Tomorrow, December 21, as many of you are aware, is the end of the world…at least as predicted by the Mayan long count calendar. Tomorrow, some cataclysmic event will bring life as we know it to an end here on planet Earth (what this event is, however, is up for grabs). Folk around the world are preparing for it by doing everything from stocking up on vodka in Russia to creating mass panic in the streets in China (and, of course, don’t forget the doomsday preppers who have built bunkers deep in the ground stocked with gas masks, dehydrated food, and superpolymer disposable coveralls).
And yet, such predictions have been made many times before. As a theologian, there is a strand of biblical prophecy that is revealed in such words as “the end of the age” that might mean some apocalyptic doom, but for me sounds a deeper note, one of expectation, hope, and fulfillment for the broken places in this world. In other words, this eschatological hope (a fancy word meaning “the study of last things”) is not for the destruction of this world but for its renewal.
For me, “the end of the age” is key. When I look at the present “age” I see a world marked by self-indulgence, addiction, and oppression populated by communities of marginalized, voiceless persons struggling to maintain lives of dignity in the face of systems that offer little hope or possibility. I see overcrowded prisons full of men and women who started out as beautiful young toddlers already behind in the game of life who never quite got the support or had the safety nets available to avoid the tragic pitfalls surrounding them at every turn. I see families torn apart both by poverty and wealth, with absentee fathers filling jail cells, boardrooms, and golf courses while their children long for a healthy, present, active role model. I see generational cycles of despair in every socio-economic bracket. I see children seduced by a culture that promises happiness while feeding greedily on their self-image, psyches and souls. I see violence glorified and sex used to sell everything from cars to Christmas trees.
In short, I see a world far short from what could be.
And yet the hope lies in what is beyond “the end of the age”; namely, the vision of the world as it could be…the “world to come”.
By embracing the “end of the world,” I embrace a vision for a different world.
A world where prison yards become playgrounds, where every child wakes up to a loving family and a full breakfast, where education provides every student wisdom and possibility, where gratitude replaces self-indulgence, where self-discipline replaces self-gratification, where every zip code reflects the blessings of full human flourishing, where swords are turned into plowshares and lions lay down with lambs, where justice and righteousness roll like might streams and forgiveness pours down like Niagara Falls, where wealth is redefined as relational, familial, intellectual and spiritual. I have a vision of a world where violence, preventable disease, war, injustice and inequity are found only as artifacts in museums.
A world that sings the ancient song of eschatological hope found in Isaiah 61: where good news comes to the poor, where prisoners of every kind (those in jails and those bound by their addictions, desires, and apathy) are released from the darkness of their captivity, where those who mourn are comforted, where the ashes of mourning become garments of praise.
It is the vision articulated in Revelation 21-22 as the age of the imperial ideology of control, consumption and indifference comes to an end, and the age of healing, restoration, and blessing begin.

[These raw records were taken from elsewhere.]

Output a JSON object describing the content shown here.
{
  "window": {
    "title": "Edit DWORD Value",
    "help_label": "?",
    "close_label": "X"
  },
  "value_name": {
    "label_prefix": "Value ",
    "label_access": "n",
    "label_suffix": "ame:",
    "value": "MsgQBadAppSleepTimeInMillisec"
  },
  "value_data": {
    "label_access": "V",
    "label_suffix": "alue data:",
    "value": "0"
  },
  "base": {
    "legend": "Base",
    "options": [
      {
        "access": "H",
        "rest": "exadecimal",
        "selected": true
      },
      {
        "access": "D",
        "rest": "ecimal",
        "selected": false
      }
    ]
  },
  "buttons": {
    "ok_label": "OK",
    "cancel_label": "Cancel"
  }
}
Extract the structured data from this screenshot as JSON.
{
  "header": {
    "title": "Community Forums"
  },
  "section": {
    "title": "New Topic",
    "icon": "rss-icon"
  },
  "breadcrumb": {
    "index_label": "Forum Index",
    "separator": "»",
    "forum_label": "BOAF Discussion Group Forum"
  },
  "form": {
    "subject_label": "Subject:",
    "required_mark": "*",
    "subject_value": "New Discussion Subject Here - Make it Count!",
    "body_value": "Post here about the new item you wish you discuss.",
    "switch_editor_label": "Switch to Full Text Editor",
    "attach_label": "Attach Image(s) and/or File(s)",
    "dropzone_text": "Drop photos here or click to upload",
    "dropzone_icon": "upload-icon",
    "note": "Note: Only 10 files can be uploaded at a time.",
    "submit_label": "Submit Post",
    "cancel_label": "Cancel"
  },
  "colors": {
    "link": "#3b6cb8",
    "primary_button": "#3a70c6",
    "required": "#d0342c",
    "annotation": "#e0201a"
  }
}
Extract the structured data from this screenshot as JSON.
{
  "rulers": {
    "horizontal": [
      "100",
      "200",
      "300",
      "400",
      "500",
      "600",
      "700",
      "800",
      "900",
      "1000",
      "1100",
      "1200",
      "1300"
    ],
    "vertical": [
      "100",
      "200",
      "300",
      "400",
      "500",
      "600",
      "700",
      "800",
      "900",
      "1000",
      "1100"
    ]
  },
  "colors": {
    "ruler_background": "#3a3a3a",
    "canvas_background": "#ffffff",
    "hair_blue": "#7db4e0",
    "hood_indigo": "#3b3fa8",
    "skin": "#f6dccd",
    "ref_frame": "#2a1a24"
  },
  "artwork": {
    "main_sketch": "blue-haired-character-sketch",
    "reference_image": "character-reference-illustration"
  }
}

Where the old order of things have passed away and all things have been made new.
In this vision, the City (in all its functions: economic, legislative, educational, political, etc.) is the Church and the Church (in all its functions: worship, rituals, service, doxology, doctrine, etc.) is the City. There is no temple because the people have come to embody the ethic of transformation, redemption, blessing and shalom.
This is why I embrace the “end of the world” and work for the coming of the “world as it should be”.